Data from Australia has been misquoted by the tobacco industry in attempts to substantiate this claim. The data used does not include enough under 18s for the figures to be reliable. Furthermore, there is evidence to suggest that the introduction of standardised packaging has reduced the appeal of cigarette packs to adolescents.
This is simply untrue and cost-effective covers can be bought for as little as £120.
Case Study: Australia
Australia became the first country in the world to introduce standardised tobacco packaging in December 2012 and tobacco is now sold in packs like those in the image. Evidence shows that it is having a positive impact and reducing smoking prevalence.

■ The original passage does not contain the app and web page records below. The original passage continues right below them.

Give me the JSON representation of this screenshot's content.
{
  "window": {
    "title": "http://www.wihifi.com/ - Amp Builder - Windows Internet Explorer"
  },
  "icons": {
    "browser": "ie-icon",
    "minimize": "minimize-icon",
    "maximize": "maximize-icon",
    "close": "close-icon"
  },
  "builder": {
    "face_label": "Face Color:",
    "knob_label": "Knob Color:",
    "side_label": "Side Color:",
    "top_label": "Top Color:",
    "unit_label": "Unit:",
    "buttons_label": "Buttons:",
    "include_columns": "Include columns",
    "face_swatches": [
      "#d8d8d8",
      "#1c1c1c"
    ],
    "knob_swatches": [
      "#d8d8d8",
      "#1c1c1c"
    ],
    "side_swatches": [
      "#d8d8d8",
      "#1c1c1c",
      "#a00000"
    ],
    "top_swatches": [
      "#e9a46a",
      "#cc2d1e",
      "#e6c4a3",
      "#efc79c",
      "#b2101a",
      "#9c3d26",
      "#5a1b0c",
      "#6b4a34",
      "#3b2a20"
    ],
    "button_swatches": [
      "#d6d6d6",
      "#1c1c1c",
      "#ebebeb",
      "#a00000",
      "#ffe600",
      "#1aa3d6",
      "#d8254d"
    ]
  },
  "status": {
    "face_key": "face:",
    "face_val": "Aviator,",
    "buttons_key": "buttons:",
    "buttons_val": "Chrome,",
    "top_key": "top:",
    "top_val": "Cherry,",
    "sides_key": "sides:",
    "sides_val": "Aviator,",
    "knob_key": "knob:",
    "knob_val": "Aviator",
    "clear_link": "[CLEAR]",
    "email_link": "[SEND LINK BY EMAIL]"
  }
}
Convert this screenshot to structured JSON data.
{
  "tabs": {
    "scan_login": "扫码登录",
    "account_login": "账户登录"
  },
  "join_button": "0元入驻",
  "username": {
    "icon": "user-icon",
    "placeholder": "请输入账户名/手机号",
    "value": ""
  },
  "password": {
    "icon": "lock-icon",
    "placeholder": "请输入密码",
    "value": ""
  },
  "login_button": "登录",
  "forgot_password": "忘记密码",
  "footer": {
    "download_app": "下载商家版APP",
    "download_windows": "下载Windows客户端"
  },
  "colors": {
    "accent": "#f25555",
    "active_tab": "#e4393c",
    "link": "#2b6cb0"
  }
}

- The only branding is the product name in a standard font and colour
- The pack and contents are a standard shape, size and colour
- Health warnings on the front and back have been increased in size
- Security markings, including covert security, remain
A recent Cochrane review1 looking at the impact of tobacco packaging design on tobacco use found a reduction in smoking of 0.5% up to one year after the standardised pack policy was introduced in Australia, which the authors say would translate into 300,000 fewer smokers in the UK should the policy have an equivalent impact here.
Other countries around the world are also in the process of implementing standardised tobacco packaging. In France, all packs on sale have been required to be in a standardised format since 1 January 2017. All tobacco products manufactured for retail sale in Ireland must be in standardised retail packaging from 30th September 2017. Any products manufactured and placed on the market before that date that are not compliant with the new requirements will be permitted to stay on the market until 30th September, 2018.
Who can help me to quit smoking?
Help Me Quit is a new, free NHS service in Wales. They will help you to pick the best way to quit, whether that’s telephone support, one-to-one or group meetings or the local pharmacy. They can also recommend which nicotine replacements, such as patches or gum, are best for you.
Phone: 0800 085 2219 – Text: HMQ to 80818
1 McNeill A, Gravely S, Hitchman SC, Bauld L (2017) Hammond D, Hartmann-Boyce J. Tobacco packaging design for reducing tobacco use. Cochrane Database of Systematic Reviews; Issue 4.
2 Scollo M, Zacher M, Coomber K and Wakefield M (2015) Use of illicit tobacco following introduction of standardised packaging of tobacco products in Australia: results from a national cross-sectional survey. Tobacco Control Journal; 24:ii76-ii81
3 White V, Williams T & Wakefield M. (2015) Has the introduction of plain packaging with larger graphic health warnings changed adolescents’ perceptions of cigarette packs and brands? Tobacco Control Journal; 24:ii42-ii49